Joshua Bauml, MD, assistant professor, Perelman School of Medicine, University of Pennsylvania, discusses the treatment of patients with oligometastatic non–small cell lung cancer.
Joshua Bauml, MD, assistant professor, Perelman School of Medicine, University of Pennsylvania, discusses the treatment of patients with oligometastatic non—small cell lung cancer (NSCLC).

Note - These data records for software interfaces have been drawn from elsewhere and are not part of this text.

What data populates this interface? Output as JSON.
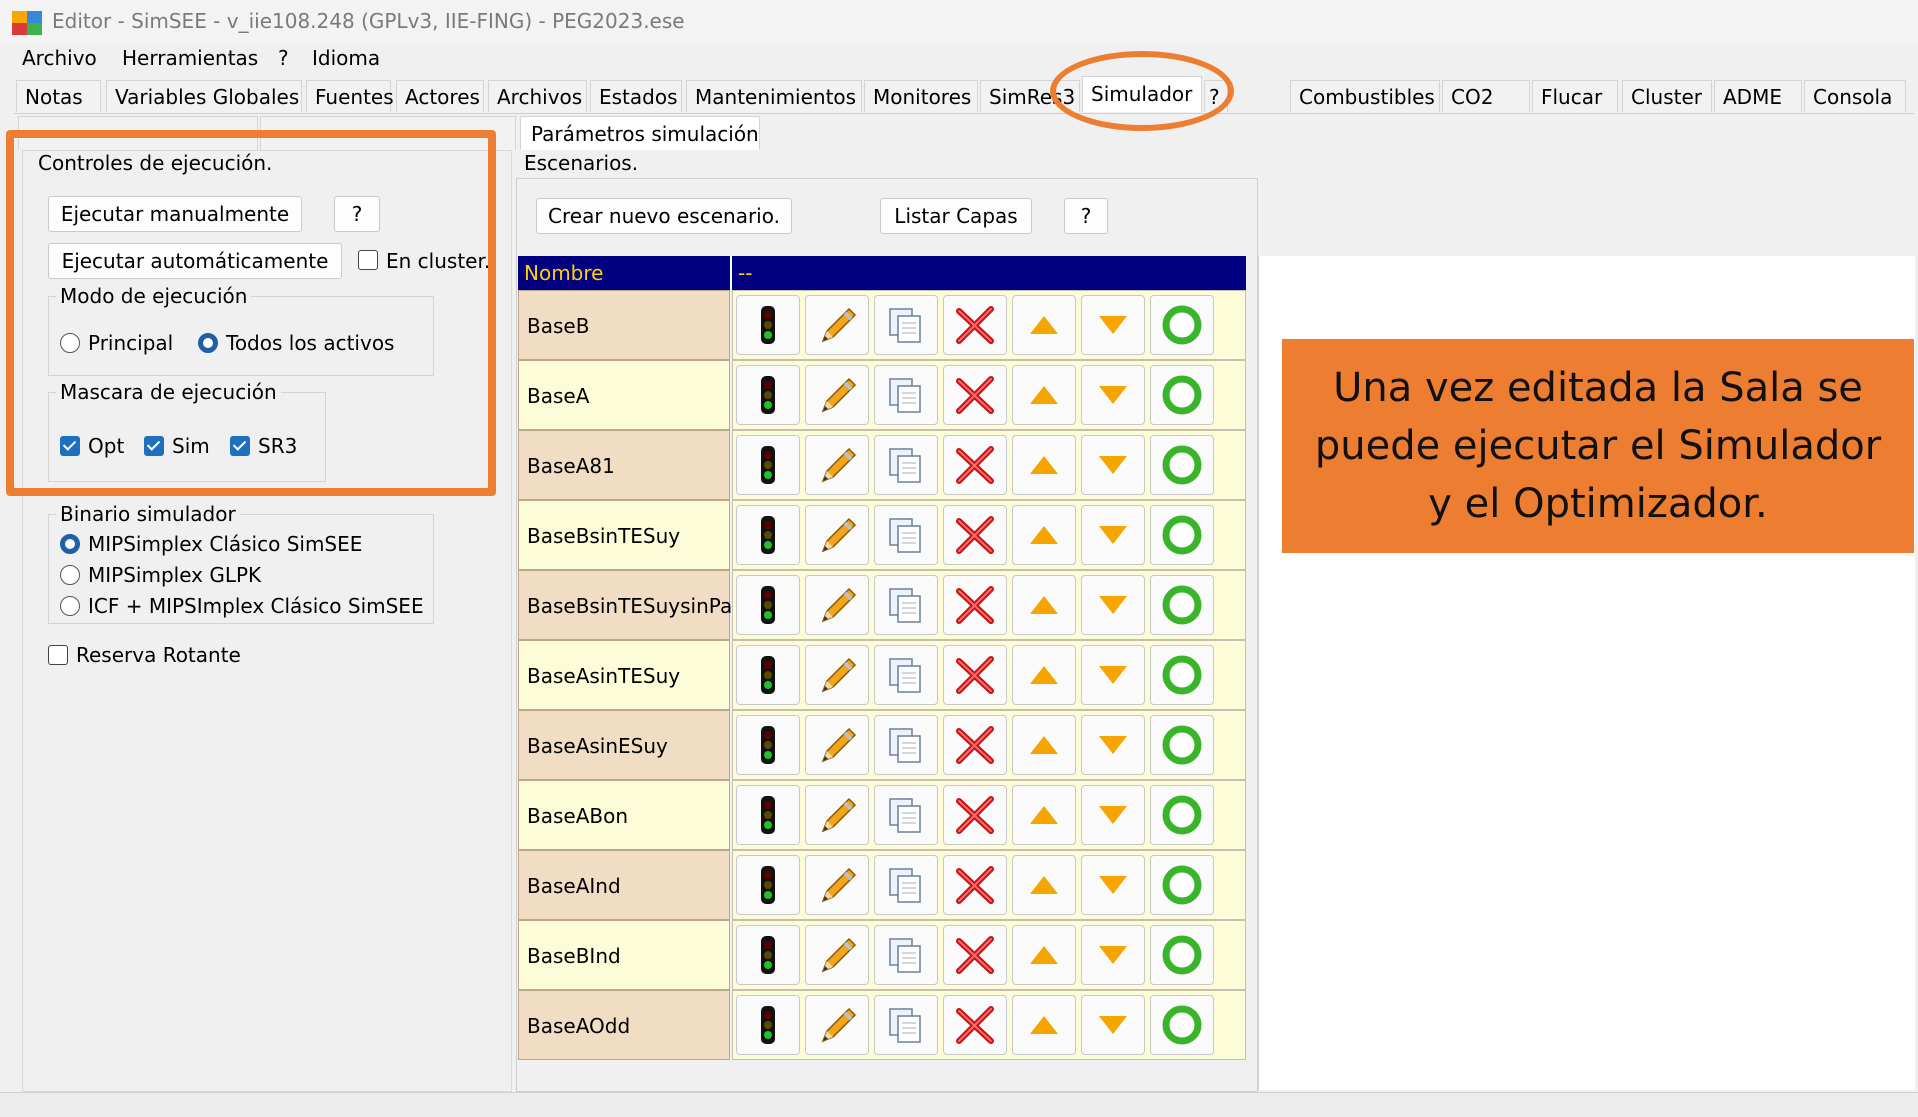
{
  "window": {
    "title": "Editor - SimSEE - v_iie108.248 (GPLv3, IIE-FING) - PEG2023.ese",
    "icon": "simsee-app-icon"
  },
  "menu": [
    "Archivo",
    "Herramientas",
    "?",
    "Idioma"
  ],
  "main_tabs": {
    "items": [
      "Notas",
      "Variables Globales",
      "Fuentes",
      "Actores",
      "Archivos",
      "Estados",
      "Mantenimientos",
      "Monitores",
      "SimRes3",
      "Simulador",
      "?",
      "Combustibles",
      "CO2",
      "Flucar",
      "Cluster",
      "ADME",
      "Consola"
    ],
    "active": "Simulador"
  },
  "sub_tabs": [
    "Parámetros simulación"
  ],
  "left": {
    "controles_title": "Controles de ejecución.",
    "ejecutar_manual": "Ejecutar manualmente",
    "help": "?",
    "ejecutar_auto": "Ejecutar automáticamente",
    "en_cluster": "En cluster.",
    "en_cluster_checked": false,
    "modo_title": "Modo de ejecución",
    "modo_options": [
      "Principal",
      "Todos los activos"
    ],
    "modo_selected": "Todos los activos",
    "mascara_title": "Mascara de ejecución",
    "mascara": [
      {
        "label": "Opt",
        "checked": true
      },
      {
        "label": "Sim",
        "checked": true
      },
      {
        "label": "SR3",
        "checked": true
      }
    ],
    "binario_title": "Binario simulador",
    "binario_options": [
      "MIPSimplex Clásico SimSEE",
      "MIPSimplex GLPK",
      "ICF + MIPSImplex Clásico SimSEE"
    ],
    "binario_selected": "MIPSimplex Clásico SimSEE",
    "reserva": "Reserva Rotante",
    "reserva_checked": false
  },
  "right": {
    "escenarios_title": "Escenarios.",
    "crear": "Crear nuevo escenario.",
    "listar": "Listar Capas",
    "help": "?",
    "table": {
      "col_name": "Nombre",
      "col_actions": "--",
      "rows": [
        "BaseB",
        "BaseA",
        "BaseA81",
        "BaseBsinTESuy",
        "BaseBsinTESuysinPal",
        "BaseAsinTESuy",
        "BaseAsinESuy",
        "BaseABon",
        "BaseAInd",
        "BaseBInd",
        "BaseAOdd"
      ],
      "row_colors": [
        "#f1dcc4",
        "#fcfcd8"
      ],
      "action_icons": [
        "traffic-light-icon",
        "pencil-icon",
        "copy-icon",
        "delete-x-icon",
        "move-up-icon",
        "move-down-icon",
        "active-circle-icon"
      ]
    }
  },
  "callout": "Una vez editada la Sala se puede ejecutar el Simulador y el Optimizador.",
  "colors": {
    "annotation": "#ed7d31",
    "header": "#000080",
    "header_text": "#ffd200",
    "accent": "#1f6fbf"
  }
}
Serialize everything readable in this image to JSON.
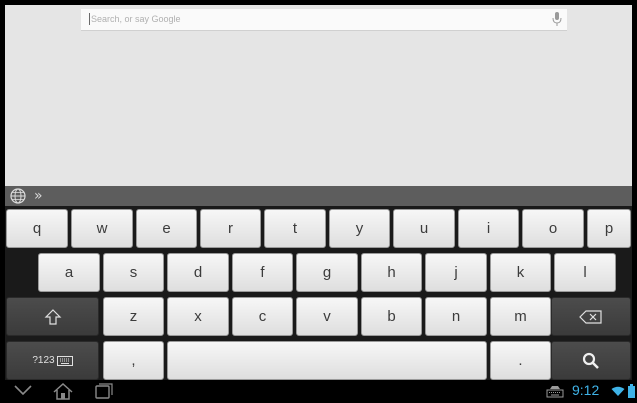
{
  "search": {
    "placeholder": "Search, or say Google"
  },
  "keyboard": {
    "suggestion_arrows": "»",
    "row1": [
      "q",
      "w",
      "e",
      "r",
      "t",
      "y",
      "u",
      "i",
      "o",
      "p"
    ],
    "row2": [
      "a",
      "s",
      "d",
      "f",
      "g",
      "h",
      "j",
      "k",
      "l"
    ],
    "row3": [
      "z",
      "x",
      "c",
      "v",
      "b",
      "n",
      "m"
    ],
    "symbols_label": "?123",
    "comma_label": ",",
    "period_label": "."
  },
  "status": {
    "time": "9:12"
  },
  "icons": [
    "globe-icon",
    "mic-icon",
    "shift-icon",
    "backspace-icon",
    "keyboard-icon",
    "search-icon",
    "back-icon",
    "home-icon",
    "recent-apps-icon",
    "ime-icon",
    "wifi-icon",
    "battery-icon"
  ],
  "colors": {
    "clock": "#3fb3e8",
    "keyboard_bg": "#1a1a1a",
    "content_bg": "#e5e5e5"
  }
}
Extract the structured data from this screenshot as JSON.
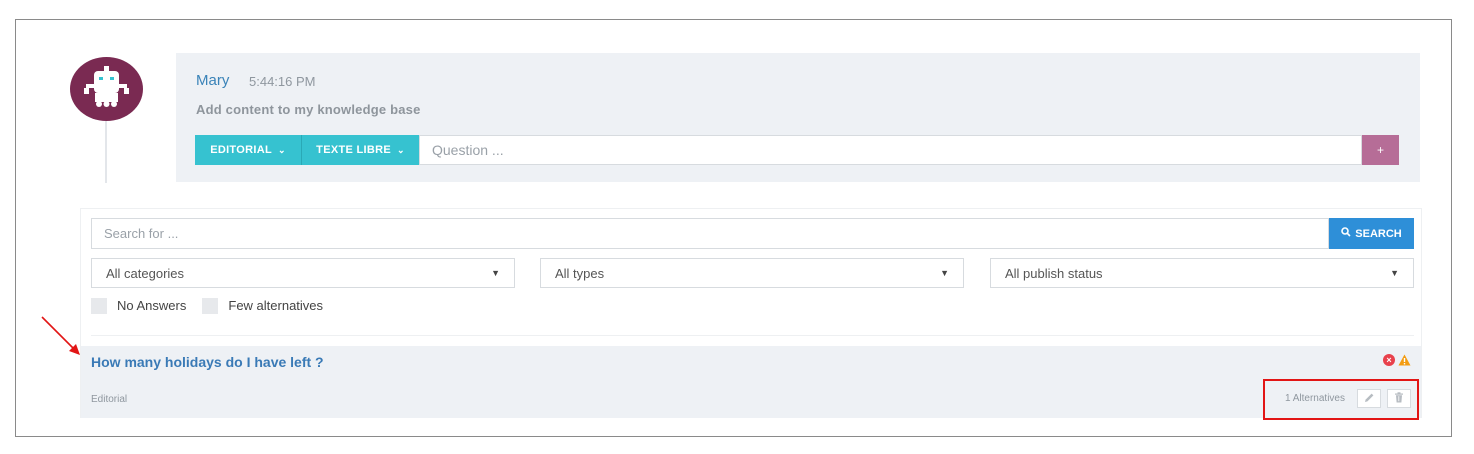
{
  "message": {
    "author": "Mary",
    "time": "5:44:16 PM",
    "text": "Add content to my knowledge base",
    "editorial_label": "EDITORIAL",
    "texte_libre_label": "TEXTE LIBRE",
    "question_placeholder": "Question ...",
    "add_label": "+"
  },
  "search": {
    "placeholder": "Search for ...",
    "button_label": "SEARCH",
    "categories": "All categories",
    "types": "All types",
    "publish_status": "All publish status",
    "filter_no_answers": "No Answers",
    "filter_few_alternatives": "Few alternatives"
  },
  "result": {
    "title": "How many holidays do I have left ?",
    "category": "Editorial",
    "alternatives": "1 Alternatives"
  },
  "colors": {
    "accent_teal": "#36c2d0",
    "accent_purple": "#b66d97",
    "search_blue": "#2e8fd8",
    "link_blue": "#3a7ab6",
    "error_red": "#e8414c",
    "warning_orange": "#f39c12",
    "annotation_red": "#e21515"
  },
  "icons": {
    "avatar": "robot-avatar-icon",
    "chevron": "chevron-down-icon",
    "search": "search-icon",
    "error": "error-circle-icon",
    "warning": "warning-triangle-icon",
    "edit": "pencil-icon",
    "delete": "trash-icon"
  }
}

Oligometastatic disease has emerged as an important component of care for patients with colorectal cancer. Patients with limited disease of the liver can undergo resection of those metastases and become cured. Researchers are trying to see how this concept can impact lung cancer. There have recently been numerous randomized controlled trials showing that locally ablative therapy to oligometastatic disease in lung cancer improves progression-free survival. However, it’s unclear if outcomes can be improved further. Immunotherapy is an attractive option in this setting because it seems to be more effective when there’s less viable tumor around. After oligometastatic ablation, that would be a good time for immunotherapy.
Researchers took 45 patients with oligometastatic NSCLC and treated them with locally ablative therapy for up to 4 metastases. Patients then received up to 1 year of pembrolizumab (Keytruda) given at the standard dose. The outcomes turned out to be better than historical controls.